Task instructions:
Retype, word for word, the line holding "Transcribe this image's" and each line after it down to the end of the data; pictures are not copied.

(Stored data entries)
════

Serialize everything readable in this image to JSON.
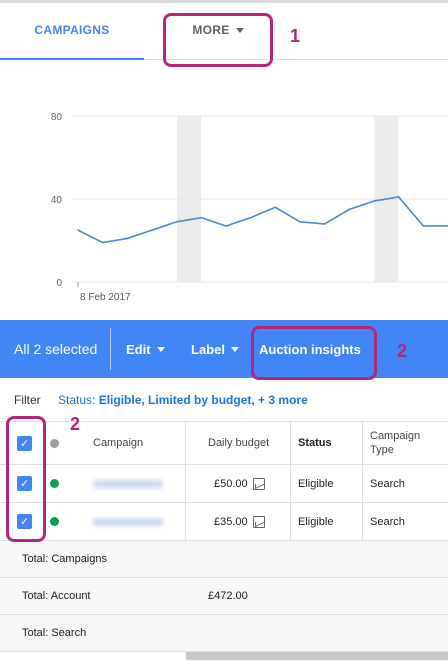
{
  "tabs": {
    "campaigns": "CAMPAIGNS",
    "more": "MORE"
  },
  "annotations": [
    "1",
    "2",
    "2"
  ],
  "chart_data": {
    "type": "line",
    "y_ticks": [
      "80",
      "40",
      "0"
    ],
    "ylim": [
      0,
      80
    ],
    "x_tick_label": "8 Feb 2017",
    "series": [
      {
        "values": [
          25,
          19,
          21,
          25,
          29,
          31,
          27,
          31,
          36,
          29,
          28,
          35,
          39,
          41,
          27,
          27
        ]
      }
    ],
    "shaded_columns": [
      4.5,
      12.5
    ],
    "grid": true,
    "colors": {
      "line": "#4a8ad4",
      "grid": "#e8e8e8",
      "shade": "#ececec"
    }
  },
  "actionbar": {
    "selected": "All 2 selected",
    "edit": "Edit",
    "label": "Label",
    "auction": "Auction insights"
  },
  "filter": {
    "label": "Filter",
    "status_prefix": "Status:",
    "status_values": "Eligible, Limited by budget, + 3 more"
  },
  "table": {
    "headers": {
      "campaign": "Campaign",
      "budget": "Daily budget",
      "status": "Status",
      "type": "Campaign Type"
    },
    "rows": [
      {
        "budget": "£50.00",
        "status": "Eligible",
        "type": "Search"
      },
      {
        "budget": "£35.00",
        "status": "Eligible",
        "type": "Search"
      }
    ],
    "totals": [
      {
        "label": "Total: Campaigns",
        "budget": ""
      },
      {
        "label": "Total: Account",
        "budget": "£472.00"
      },
      {
        "label": "Total: Search",
        "budget": ""
      }
    ]
  },
  "colors": {
    "accent": "#4285f4",
    "annotation": "#b5267a",
    "status_green": "#0f9d58",
    "status_grey": "#9e9e9e"
  }
}
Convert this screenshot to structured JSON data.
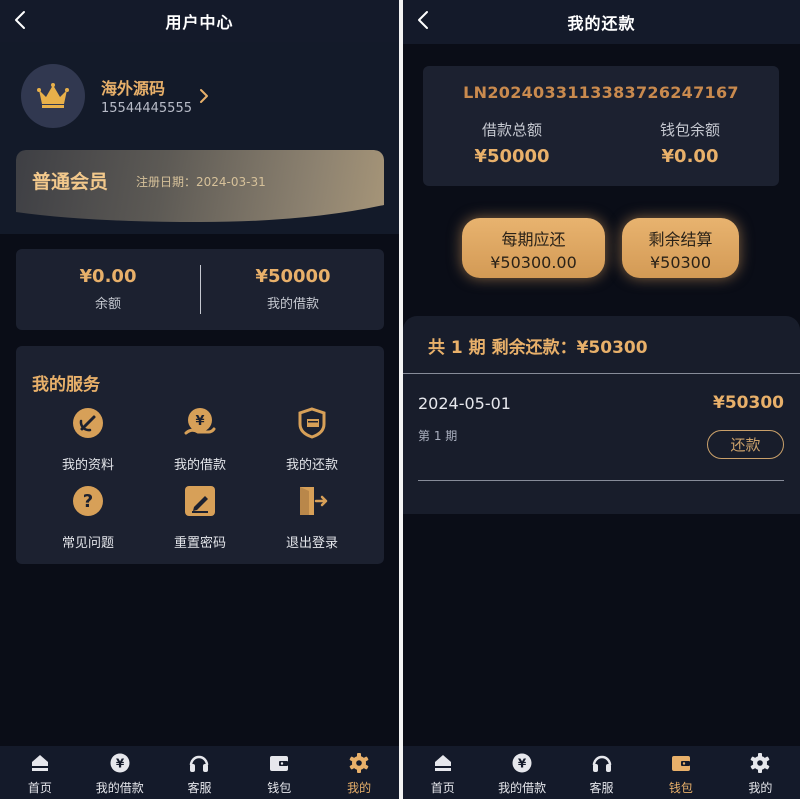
{
  "user_center": {
    "header": {
      "title": "用户中心"
    },
    "profile": {
      "name": "海外源码",
      "phone": "15544445555"
    },
    "membership": {
      "level": "普通会员",
      "reg_date": "注册日期：2024-03-31"
    },
    "balance": {
      "balance_value": "¥0.00",
      "balance_label": "余额",
      "loan_value": "¥50000",
      "loan_label": "我的借款"
    },
    "services": {
      "title": "我的服务",
      "items": [
        {
          "label": "我的资料",
          "icon": "profile-edit-icon"
        },
        {
          "label": "我的借款",
          "icon": "yen-hand-icon"
        },
        {
          "label": "我的还款",
          "icon": "card-shield-icon"
        },
        {
          "label": "常见问题",
          "icon": "question-icon"
        },
        {
          "label": "重置密码",
          "icon": "pencil-icon"
        },
        {
          "label": "退出登录",
          "icon": "logout-icon"
        }
      ]
    },
    "tabs": [
      {
        "label": "首页",
        "icon": "home-icon"
      },
      {
        "label": "我的借款",
        "icon": "yen-coin-icon"
      },
      {
        "label": "客服",
        "icon": "headset-icon"
      },
      {
        "label": "钱包",
        "icon": "wallet-icon"
      },
      {
        "label": "我的",
        "icon": "gear-icon",
        "active": true
      }
    ]
  },
  "my_repayment": {
    "header": {
      "title": "我的还款"
    },
    "loan": {
      "number": "LN2024033113383726247167",
      "total_label": "借款总额",
      "total_value": "¥50000",
      "wallet_label": "钱包余额",
      "wallet_value": "¥0.00"
    },
    "summary": {
      "per_period_label": "每期应还",
      "per_period_value": "¥50300.00",
      "remaining_label": "剩余结算",
      "remaining_value": "¥50300"
    },
    "schedule": {
      "heading": "共 1 期 剩余还款：¥50300",
      "items": [
        {
          "date": "2024-05-01",
          "amount": "¥50300",
          "period": "第 1 期",
          "action": "还款"
        }
      ]
    },
    "tabs": [
      {
        "label": "首页",
        "icon": "home-icon"
      },
      {
        "label": "我的借款",
        "icon": "yen-coin-icon"
      },
      {
        "label": "客服",
        "icon": "headset-icon"
      },
      {
        "label": "钱包",
        "icon": "wallet-icon",
        "active": true
      },
      {
        "label": "我的",
        "icon": "gear-icon"
      }
    ]
  },
  "colors": {
    "accent": "#e8b06a",
    "background": "#0a0d17",
    "card": "#1c2130"
  }
}
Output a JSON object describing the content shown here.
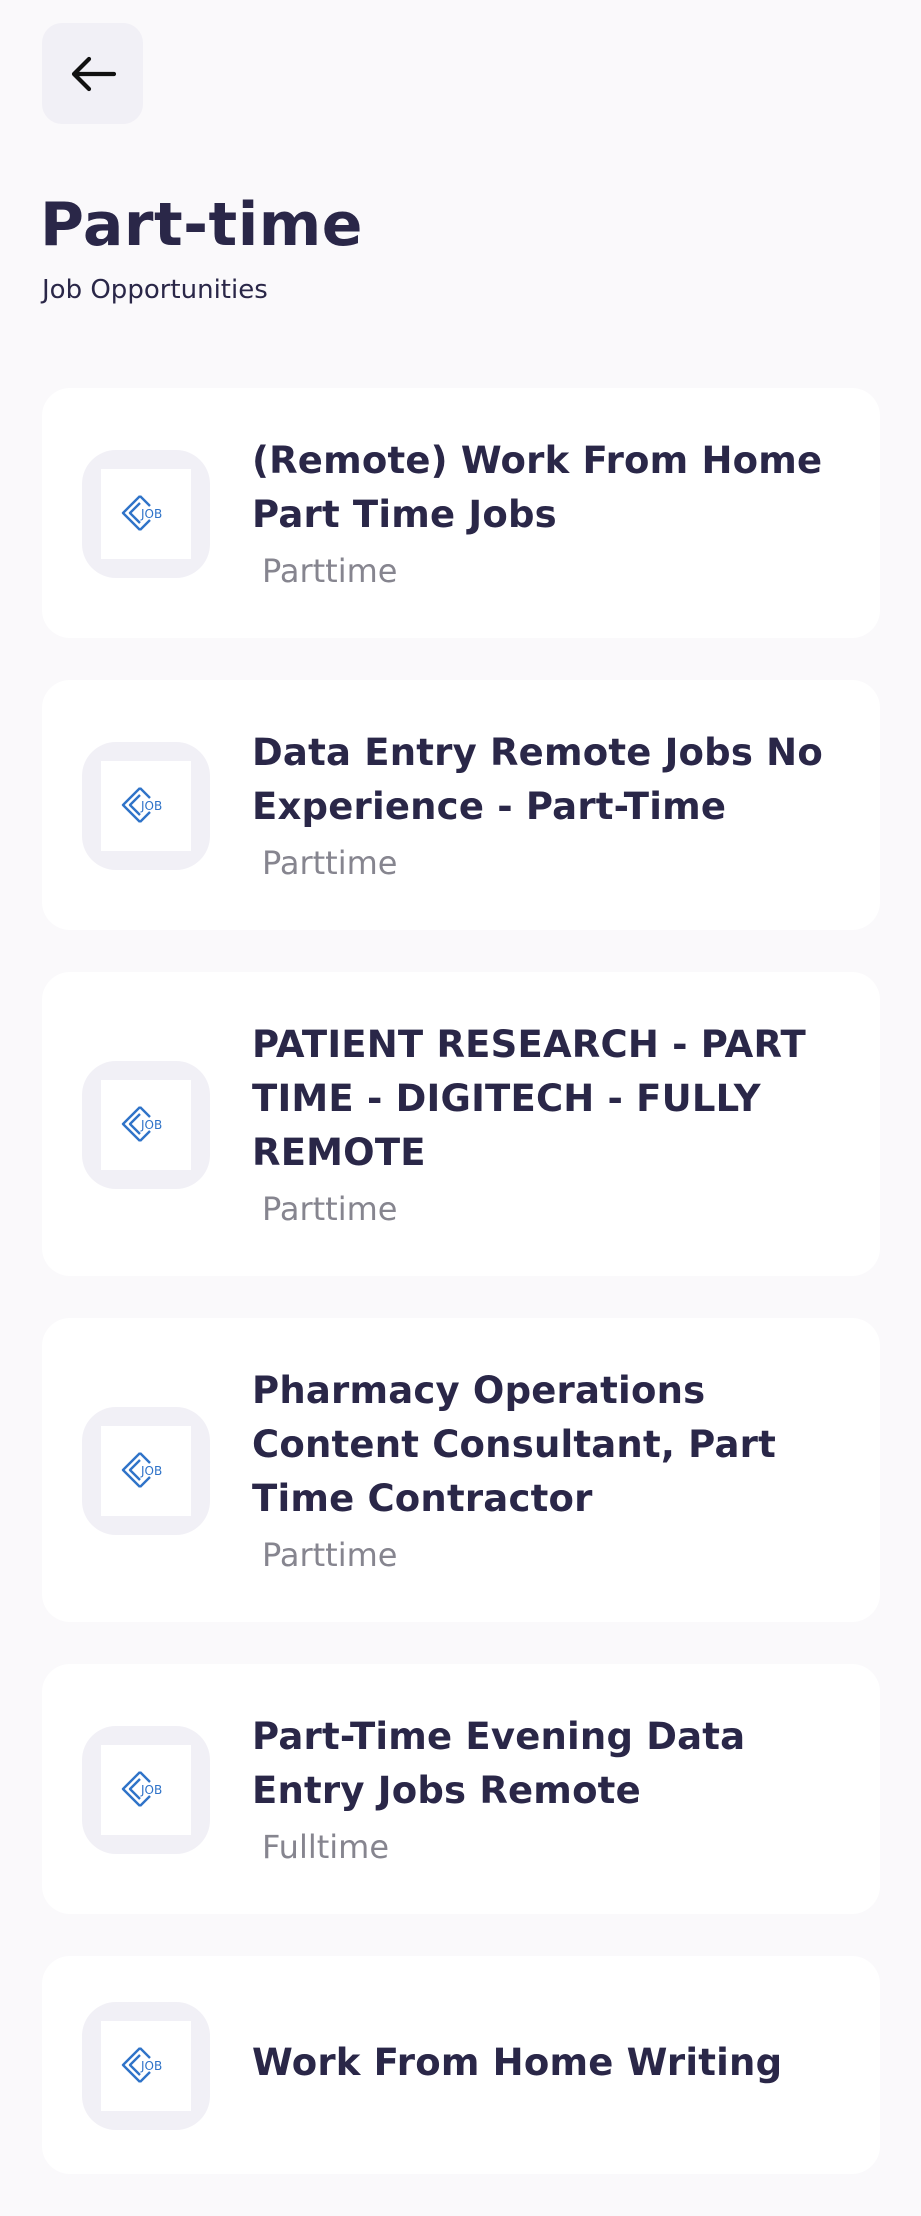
{
  "header": {
    "back_icon": "arrow-left-icon",
    "title": "Part-time",
    "subtitle": "Job Opportunities"
  },
  "logo": {
    "icon": "job-logo-icon",
    "text": "JOB",
    "color": "#2f73c8"
  },
  "jobs": [
    {
      "title": "(Remote) Work From Home Part Time Jobs",
      "type": "Parttime"
    },
    {
      "title": "Data Entry Remote Jobs No Experience - Part-Time",
      "type": "Parttime"
    },
    {
      "title": "PATIENT RESEARCH - PART TIME - DIGITECH - FULLY REMOTE",
      "type": "Parttime"
    },
    {
      "title": "Pharmacy Operations Content Consultant, Part Time Contractor",
      "type": "Parttime"
    },
    {
      "title": "Part-Time Evening Data Entry Jobs Remote",
      "type": "Fulltime"
    },
    {
      "title": "Work From Home Writing",
      "type": ""
    }
  ]
}
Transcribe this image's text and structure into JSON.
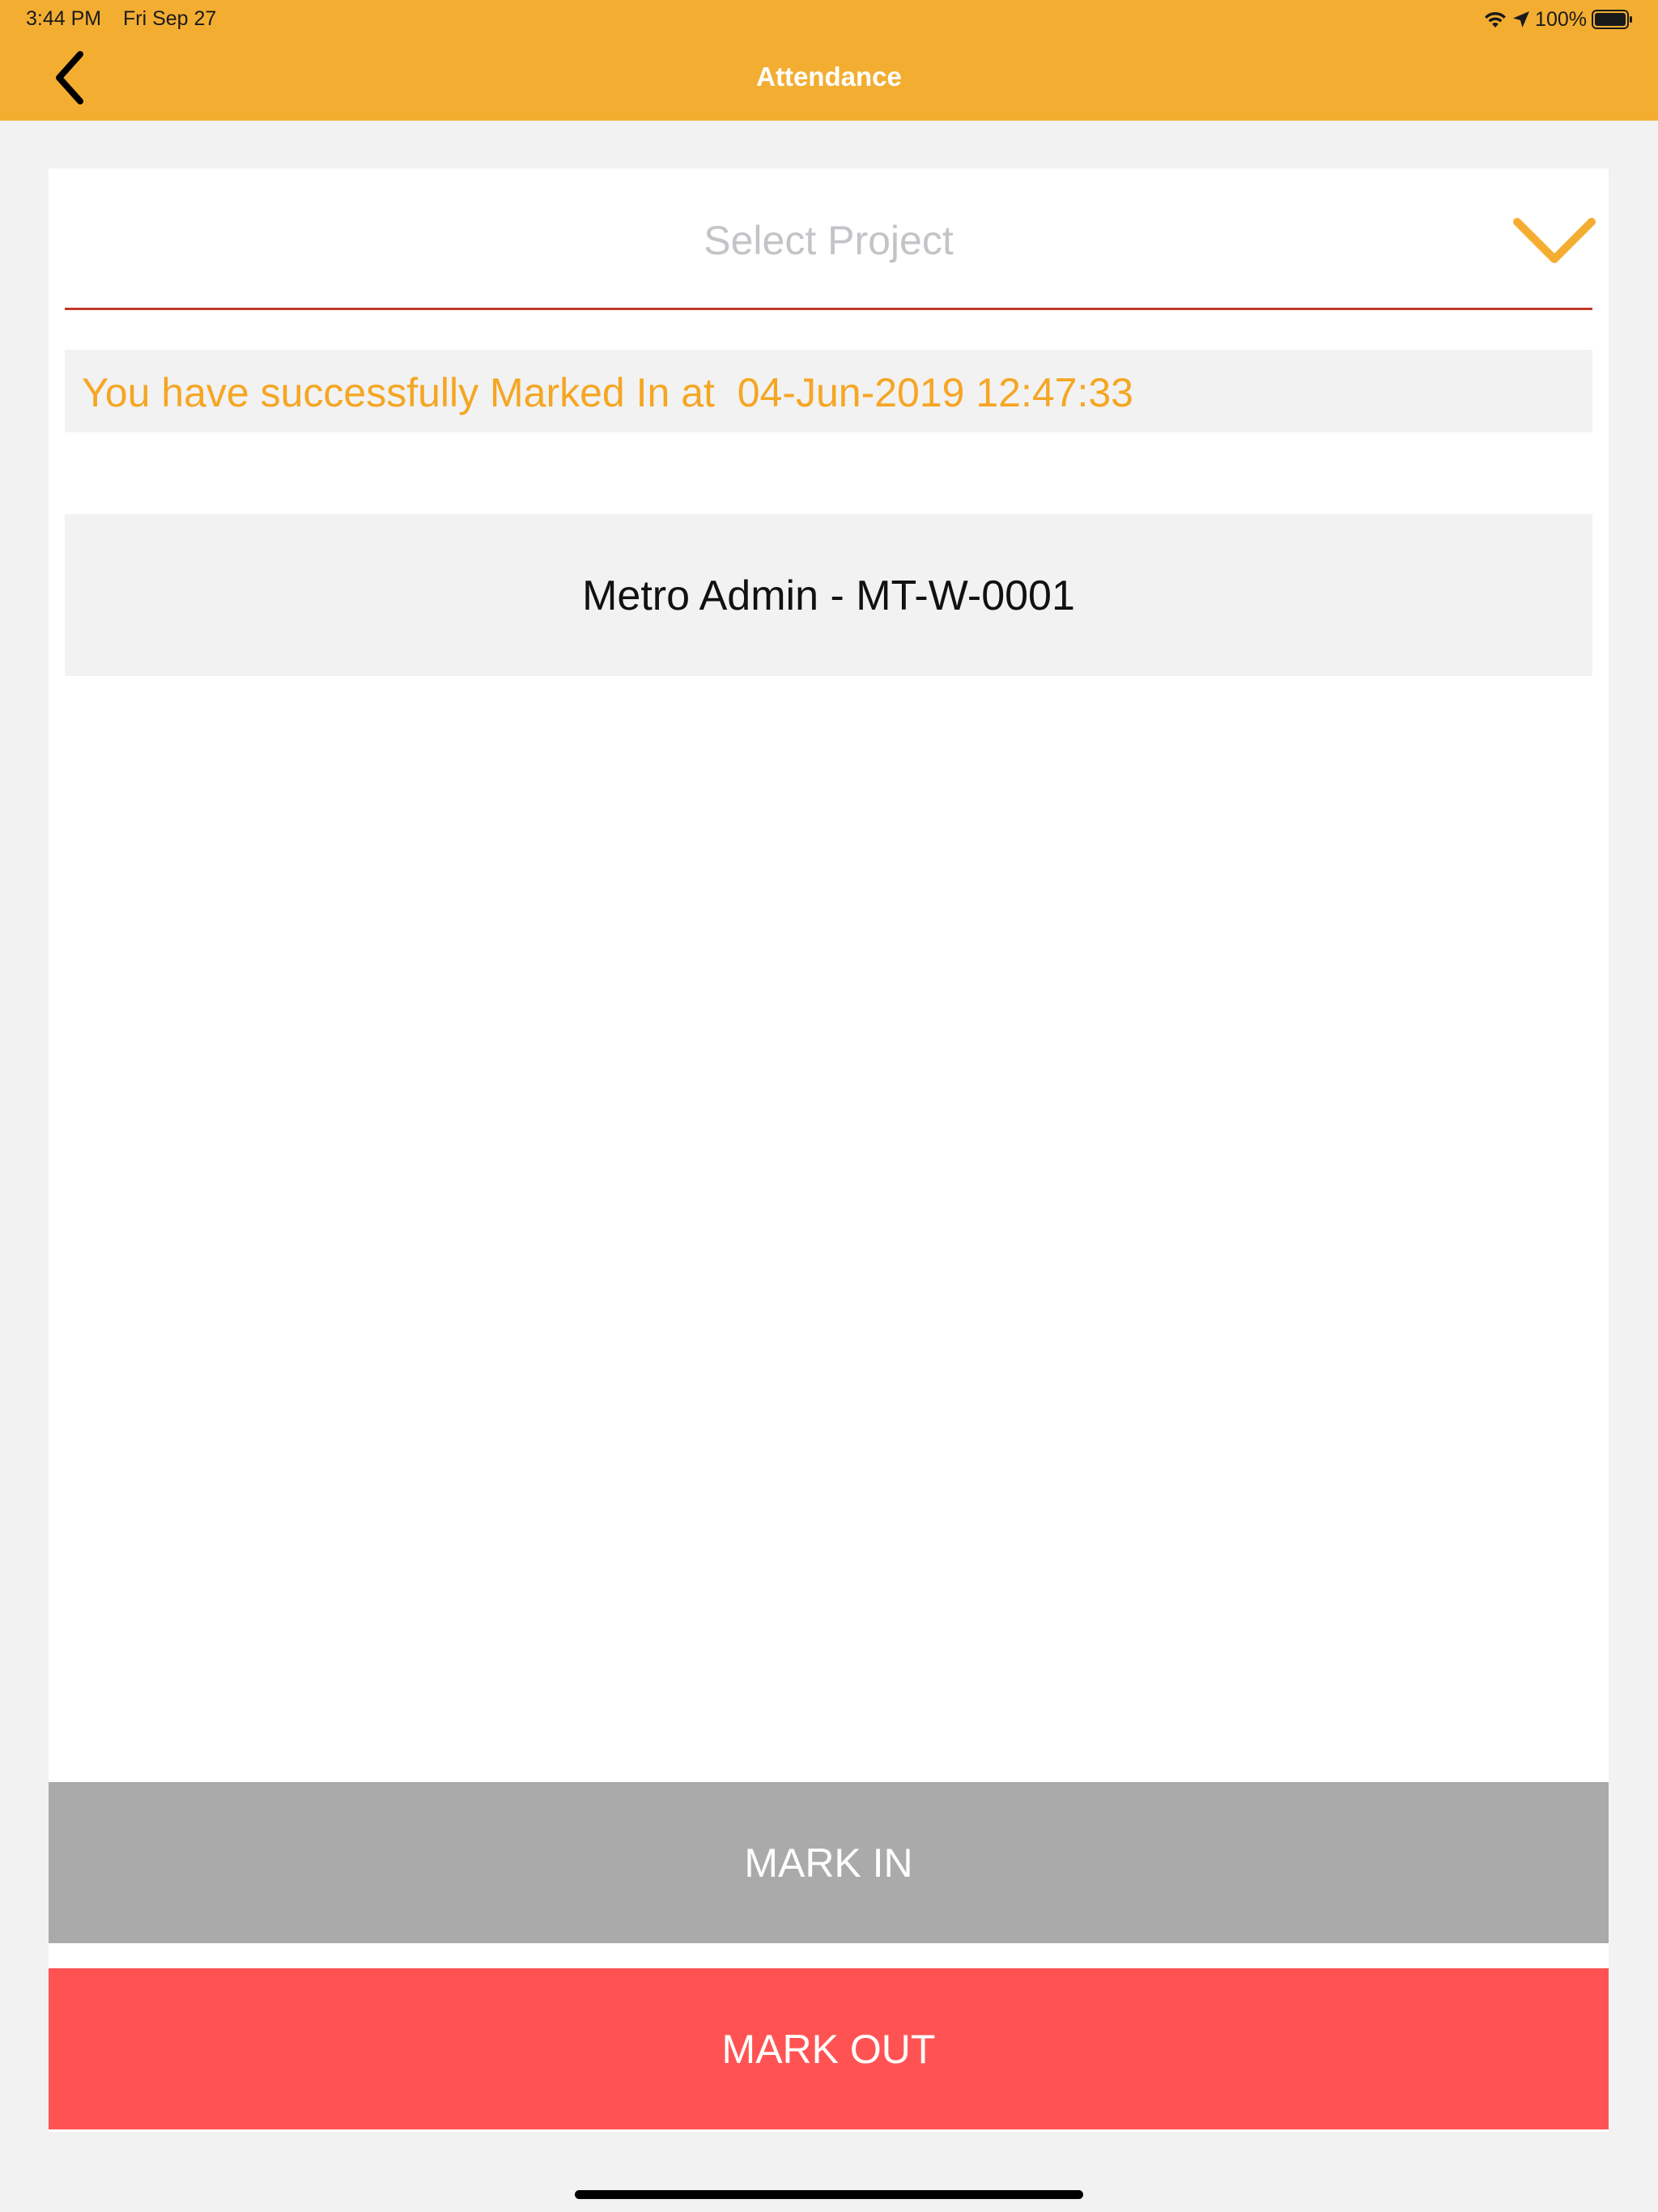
{
  "status_bar": {
    "time": "3:44 PM",
    "date": "Fri Sep 27",
    "battery": "100%"
  },
  "header": {
    "title": "Attendance",
    "color": "#f3ae32"
  },
  "project_select": {
    "placeholder": "Select Project"
  },
  "success_message": "You have successfully Marked In at  04-Jun-2019 12:47:33",
  "project": {
    "name": "Metro Admin - MT-W-0001"
  },
  "actions": {
    "mark_in": "MARK IN",
    "mark_out": "MARK OUT"
  },
  "icons": {
    "back": "chevron-left-icon",
    "dropdown": "chevron-down-icon",
    "wifi": "wifi-icon",
    "location": "location-arrow-icon",
    "battery": "battery-icon"
  },
  "colors": {
    "accent": "#f3ae32",
    "success_text": "#f5a623",
    "underline": "#c0392b",
    "mark_in_bg": "#aaaaaa",
    "mark_out_bg": "#ff5353"
  }
}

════

Task output:
Transcribe this image's text and structure into JSON.
{
  "status_bar": {
    "time": "3:44 PM",
    "date": "Fri Sep 27",
    "battery": "100%"
  },
  "header": {
    "title": "Attendance",
    "color": "#f3ae32"
  },
  "project_select": {
    "placeholder": "Select Project"
  },
  "success_message": "You have successfully Marked In at  04-Jun-2019 12:47:33",
  "project": {
    "name": "Metro Admin - MT-W-0001"
  },
  "actions": {
    "mark_in": "MARK IN",
    "mark_out": "MARK OUT"
  },
  "icons": {
    "back": "chevron-left-icon",
    "dropdown": "chevron-down-icon",
    "wifi": "wifi-icon",
    "location": "location-arrow-icon",
    "battery": "battery-icon"
  },
  "colors": {
    "accent": "#f3ae32",
    "success_text": "#f5a623",
    "underline": "#c0392b",
    "mark_in_bg": "#aaaaaa",
    "mark_out_bg": "#ff5353"
  }
}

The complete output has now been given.